Set down every entry again exactly as it stands below.
··· Records for the task
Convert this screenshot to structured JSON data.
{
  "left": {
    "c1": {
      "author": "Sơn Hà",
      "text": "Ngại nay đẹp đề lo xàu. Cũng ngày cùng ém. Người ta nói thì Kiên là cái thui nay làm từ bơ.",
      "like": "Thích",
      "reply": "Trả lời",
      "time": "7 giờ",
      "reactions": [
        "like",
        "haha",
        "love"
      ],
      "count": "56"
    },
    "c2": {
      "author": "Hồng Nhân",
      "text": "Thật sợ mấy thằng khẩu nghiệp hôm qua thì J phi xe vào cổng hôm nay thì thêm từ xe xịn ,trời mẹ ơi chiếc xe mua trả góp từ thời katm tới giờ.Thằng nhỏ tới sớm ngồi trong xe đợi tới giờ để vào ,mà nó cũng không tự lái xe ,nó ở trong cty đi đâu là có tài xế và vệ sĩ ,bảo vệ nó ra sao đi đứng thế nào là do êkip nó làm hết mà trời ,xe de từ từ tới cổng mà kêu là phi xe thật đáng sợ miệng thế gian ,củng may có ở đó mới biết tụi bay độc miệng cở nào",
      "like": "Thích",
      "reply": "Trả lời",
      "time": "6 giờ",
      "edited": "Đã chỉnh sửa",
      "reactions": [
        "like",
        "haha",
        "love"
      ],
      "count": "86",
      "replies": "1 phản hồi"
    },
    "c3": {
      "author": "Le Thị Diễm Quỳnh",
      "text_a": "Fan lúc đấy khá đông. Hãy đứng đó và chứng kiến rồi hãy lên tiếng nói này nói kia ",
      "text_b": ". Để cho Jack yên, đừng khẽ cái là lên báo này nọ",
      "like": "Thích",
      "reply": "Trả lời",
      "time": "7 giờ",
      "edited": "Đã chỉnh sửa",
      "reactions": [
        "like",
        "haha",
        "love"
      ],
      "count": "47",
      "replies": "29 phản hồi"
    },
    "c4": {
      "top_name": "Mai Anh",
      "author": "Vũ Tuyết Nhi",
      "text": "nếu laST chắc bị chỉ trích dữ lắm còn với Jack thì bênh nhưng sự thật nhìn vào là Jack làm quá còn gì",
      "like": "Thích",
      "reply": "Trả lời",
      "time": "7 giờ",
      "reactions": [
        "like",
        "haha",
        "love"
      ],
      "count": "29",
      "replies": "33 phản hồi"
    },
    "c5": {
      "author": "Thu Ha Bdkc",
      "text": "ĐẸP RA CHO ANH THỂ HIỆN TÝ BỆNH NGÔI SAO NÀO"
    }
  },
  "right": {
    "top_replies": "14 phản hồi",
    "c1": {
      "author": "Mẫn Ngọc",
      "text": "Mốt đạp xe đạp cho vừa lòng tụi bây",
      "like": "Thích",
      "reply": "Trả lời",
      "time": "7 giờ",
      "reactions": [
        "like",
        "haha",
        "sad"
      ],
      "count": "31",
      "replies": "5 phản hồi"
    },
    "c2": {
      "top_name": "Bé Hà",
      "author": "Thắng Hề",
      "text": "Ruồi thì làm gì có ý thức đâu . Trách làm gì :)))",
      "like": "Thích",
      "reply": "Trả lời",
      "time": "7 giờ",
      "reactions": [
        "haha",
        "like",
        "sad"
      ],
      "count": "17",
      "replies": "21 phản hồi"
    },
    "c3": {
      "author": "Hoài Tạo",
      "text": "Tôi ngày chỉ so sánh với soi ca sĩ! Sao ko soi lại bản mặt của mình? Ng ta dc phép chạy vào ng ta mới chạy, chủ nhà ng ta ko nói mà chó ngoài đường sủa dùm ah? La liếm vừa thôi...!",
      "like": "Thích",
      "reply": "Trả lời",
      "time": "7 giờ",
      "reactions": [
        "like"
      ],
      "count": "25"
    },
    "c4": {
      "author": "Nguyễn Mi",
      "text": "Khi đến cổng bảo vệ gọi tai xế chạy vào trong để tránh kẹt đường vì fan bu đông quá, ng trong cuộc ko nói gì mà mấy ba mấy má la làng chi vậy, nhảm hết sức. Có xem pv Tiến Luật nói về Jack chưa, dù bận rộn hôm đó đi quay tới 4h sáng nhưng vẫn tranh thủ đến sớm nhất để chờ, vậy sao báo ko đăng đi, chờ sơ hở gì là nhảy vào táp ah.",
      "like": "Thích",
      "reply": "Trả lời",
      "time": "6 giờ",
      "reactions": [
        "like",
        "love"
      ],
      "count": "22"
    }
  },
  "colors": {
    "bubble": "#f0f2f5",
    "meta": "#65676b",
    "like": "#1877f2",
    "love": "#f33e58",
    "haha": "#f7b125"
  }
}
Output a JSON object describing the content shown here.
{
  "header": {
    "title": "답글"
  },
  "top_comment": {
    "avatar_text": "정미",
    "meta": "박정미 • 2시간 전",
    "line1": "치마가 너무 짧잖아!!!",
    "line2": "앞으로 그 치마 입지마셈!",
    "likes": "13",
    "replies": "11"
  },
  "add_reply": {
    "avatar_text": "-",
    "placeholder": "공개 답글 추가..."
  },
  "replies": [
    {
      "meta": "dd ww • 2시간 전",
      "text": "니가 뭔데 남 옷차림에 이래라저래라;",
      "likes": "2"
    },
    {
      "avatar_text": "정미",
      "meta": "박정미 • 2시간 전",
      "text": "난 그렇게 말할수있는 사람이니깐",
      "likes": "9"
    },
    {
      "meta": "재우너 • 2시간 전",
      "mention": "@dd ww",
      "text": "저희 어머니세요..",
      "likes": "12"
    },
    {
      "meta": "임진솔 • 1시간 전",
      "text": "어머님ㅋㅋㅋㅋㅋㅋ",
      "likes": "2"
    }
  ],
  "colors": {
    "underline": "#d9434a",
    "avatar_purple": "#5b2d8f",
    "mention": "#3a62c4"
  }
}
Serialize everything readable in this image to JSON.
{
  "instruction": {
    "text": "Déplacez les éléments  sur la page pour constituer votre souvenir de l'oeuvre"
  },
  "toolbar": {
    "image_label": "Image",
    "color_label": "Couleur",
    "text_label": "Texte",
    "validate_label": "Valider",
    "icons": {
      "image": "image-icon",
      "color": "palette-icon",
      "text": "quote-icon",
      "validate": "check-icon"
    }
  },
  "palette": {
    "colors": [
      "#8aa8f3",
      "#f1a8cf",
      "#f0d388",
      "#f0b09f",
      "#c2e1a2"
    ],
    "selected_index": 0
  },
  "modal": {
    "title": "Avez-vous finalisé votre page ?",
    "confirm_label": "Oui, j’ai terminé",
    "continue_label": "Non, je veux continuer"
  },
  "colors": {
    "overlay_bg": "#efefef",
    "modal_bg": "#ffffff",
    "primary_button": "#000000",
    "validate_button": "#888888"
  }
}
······
Written solution
Convert this screenshot to structured JSON data.
{
  "left": {
    "c1": {
      "author": "Sơn Hà",
      "text": "Ngại nay đẹp đề lo xàu. Cũng ngày cùng ém. Người ta nói thì Kiên là cái thui nay làm từ bơ.",
      "like": "Thích",
      "reply": "Trả lời",
      "time": "7 giờ",
      "reactions": [
        "like",
        "haha",
        "love"
      ],
      "count": "56"
    },
    "c2": {
      "author": "Hồng Nhân",
      "text": "Thật sợ mấy thằng khẩu nghiệp hôm qua thì J phi xe vào cổng hôm nay thì thêm từ xe xịn ,trời mẹ ơi chiếc xe mua trả góp từ thời katm tới giờ.Thằng nhỏ tới sớm ngồi trong xe đợi tới giờ để vào ,mà nó cũng không tự lái xe ,nó ở trong cty đi đâu là có tài xế và vệ sĩ ,bảo vệ nó ra sao đi đứng thế nào là do êkip nó làm hết mà trời ,xe de từ từ tới cổng mà kêu là phi xe thật đáng sợ miệng thế gian ,củng may có ở đó mới biết tụi bay độc miệng cở nào",
      "like": "Thích",
      "reply": "Trả lời",
      "time": "6 giờ",
      "edited": "Đã chỉnh sửa",
      "reactions": [
        "like",
        "haha",
        "love"
      ],
      "count": "86",
      "replies": "1 phản hồi"
    },
    "c3": {
      "author": "Le Thị Diễm Quỳnh",
      "text_a": "Fan lúc đấy khá đông. Hãy đứng đó và chứng kiến rồi hãy lên tiếng nói này nói kia ",
      "text_b": ". Để cho Jack yên, đừng khẽ cái là lên báo này nọ",
      "like": "Thích",
      "reply": "Trả lời",
      "time": "7 giờ",
      "edited": "Đã chỉnh sửa",
      "reactions": [
        "like",
        "haha",
        "love"
      ],
      "count": "47",
      "replies": "29 phản hồi"
    },
    "c4": {
      "top_name": "Mai Anh",
      "author": "Vũ Tuyết Nhi",
      "text": "nếu laST chắc bị chỉ trích dữ lắm còn với Jack thì bênh nhưng sự thật nhìn vào là Jack làm quá còn gì",
      "like": "Thích",
      "reply": "Trả lời",
      "time": "7 giờ",
      "reactions": [
        "like",
        "haha",
        "love"
      ],
      "count": "29",
      "replies": "33 phản hồi"
    },
    "c5": {
      "author": "Thu Ha Bdkc",
      "text": "ĐẸP RA CHO ANH THỂ HIỆN TÝ BỆNH NGÔI SAO NÀO"
    }
  },
  "right": {
    "top_replies": "14 phản hồi",
    "c1": {
      "author": "Mẫn Ngọc",
      "text": "Mốt đạp xe đạp cho vừa lòng tụi bây",
      "like": "Thích",
      "reply": "Trả lời",
      "time": "7 giờ",
      "reactions": [
        "like",
        "haha",
        "sad"
      ],
      "count": "31",
      "replies": "5 phản hồi"
    },
    "c2": {
      "top_name": "Bé Hà",
      "author": "Thắng Hề",
      "text": "Ruồi thì làm gì có ý thức đâu . Trách làm gì :)))",
      "like": "Thích",
      "reply": "Trả lời",
      "time": "7 giờ",
      "reactions": [
        "haha",
        "like",
        "sad"
      ],
      "count": "17",
      "replies": "21 phản hồi"
    },
    "c3": {
      "author": "Hoài Tạo",
      "text": "Tôi ngày chỉ so sánh với soi ca sĩ! Sao ko soi lại bản mặt của mình? Ng ta dc phép chạy vào ng ta mới chạy, chủ nhà ng ta ko nói mà chó ngoài đường sủa dùm ah? La liếm vừa thôi...!",
      "like": "Thích",
      "reply": "Trả lời",
      "time": "7 giờ",
      "reactions": [
        "like"
      ],
      "count": "25"
    },
    "c4": {
      "author": "Nguyễn Mi",
      "text": "Khi đến cổng bảo vệ gọi tai xế chạy vào trong để tránh kẹt đường vì fan bu đông quá, ng trong cuộc ko nói gì mà mấy ba mấy má la làng chi vậy, nhảm hết sức. Có xem pv Tiến Luật nói về Jack chưa, dù bận rộn hôm đó đi quay tới 4h sáng nhưng vẫn tranh thủ đến sớm nhất để chờ, vậy sao báo ko đăng đi, chờ sơ hở gì là nhảy vào táp ah.",
      "like": "Thích",
      "reply": "Trả lời",
      "time": "6 giờ",
      "reactions": [
        "like",
        "love"
      ],
      "count": "22"
    }
  },
  "colors": {
    "bubble": "#f0f2f5",
    "meta": "#65676b",
    "like": "#1877f2",
    "love": "#f33e58",
    "haha": "#f7b125"
  }
}
Output a JSON object describing the content shown here.
{
  "header": {
    "title": "답글"
  },
  "top_comment": {
    "avatar_text": "정미",
    "meta": "박정미 • 2시간 전",
    "line1": "치마가 너무 짧잖아!!!",
    "line2": "앞으로 그 치마 입지마셈!",
    "likes": "13",
    "replies": "11"
  },
  "add_reply": {
    "avatar_text": "-",
    "placeholder": "공개 답글 추가..."
  },
  "replies": [
    {
      "meta": "dd ww • 2시간 전",
      "text": "니가 뭔데 남 옷차림에 이래라저래라;",
      "likes": "2"
    },
    {
      "avatar_text": "정미",
      "meta": "박정미 • 2시간 전",
      "text": "난 그렇게 말할수있는 사람이니깐",
      "likes": "9"
    },
    {
      "meta": "재우너 • 2시간 전",
      "mention": "@dd ww",
      "text": "저희 어머니세요..",
      "likes": "12"
    },
    {
      "meta": "임진솔 • 1시간 전",
      "text": "어머님ㅋㅋㅋㅋㅋㅋ",
      "likes": "2"
    }
  ],
  "colors": {
    "underline": "#d9434a",
    "avatar_purple": "#5b2d8f",
    "mention": "#3a62c4"
  }
}
Serialize everything readable in this image to JSON.
{
  "instruction": {
    "text": "Déplacez les éléments  sur la page pour constituer votre souvenir de l'oeuvre"
  },
  "toolbar": {
    "image_label": "Image",
    "color_label": "Couleur",
    "text_label": "Texte",
    "validate_label": "Valider",
    "icons": {
      "image": "image-icon",
      "color": "palette-icon",
      "text": "quote-icon",
      "validate": "check-icon"
    }
  },
  "palette": {
    "colors": [
      "#8aa8f3",
      "#f1a8cf",
      "#f0d388",
      "#f0b09f",
      "#c2e1a2"
    ],
    "selected_index": 0
  },
  "modal": {
    "title": "Avez-vous finalisé votre page ?",
    "confirm_label": "Oui, j’ai terminé",
    "continue_label": "Non, je veux continuer"
  },
  "colors": {
    "overlay_bg": "#efefef",
    "modal_bg": "#ffffff",
    "primary_button": "#000000",
    "validate_button": "#888888"
  }
}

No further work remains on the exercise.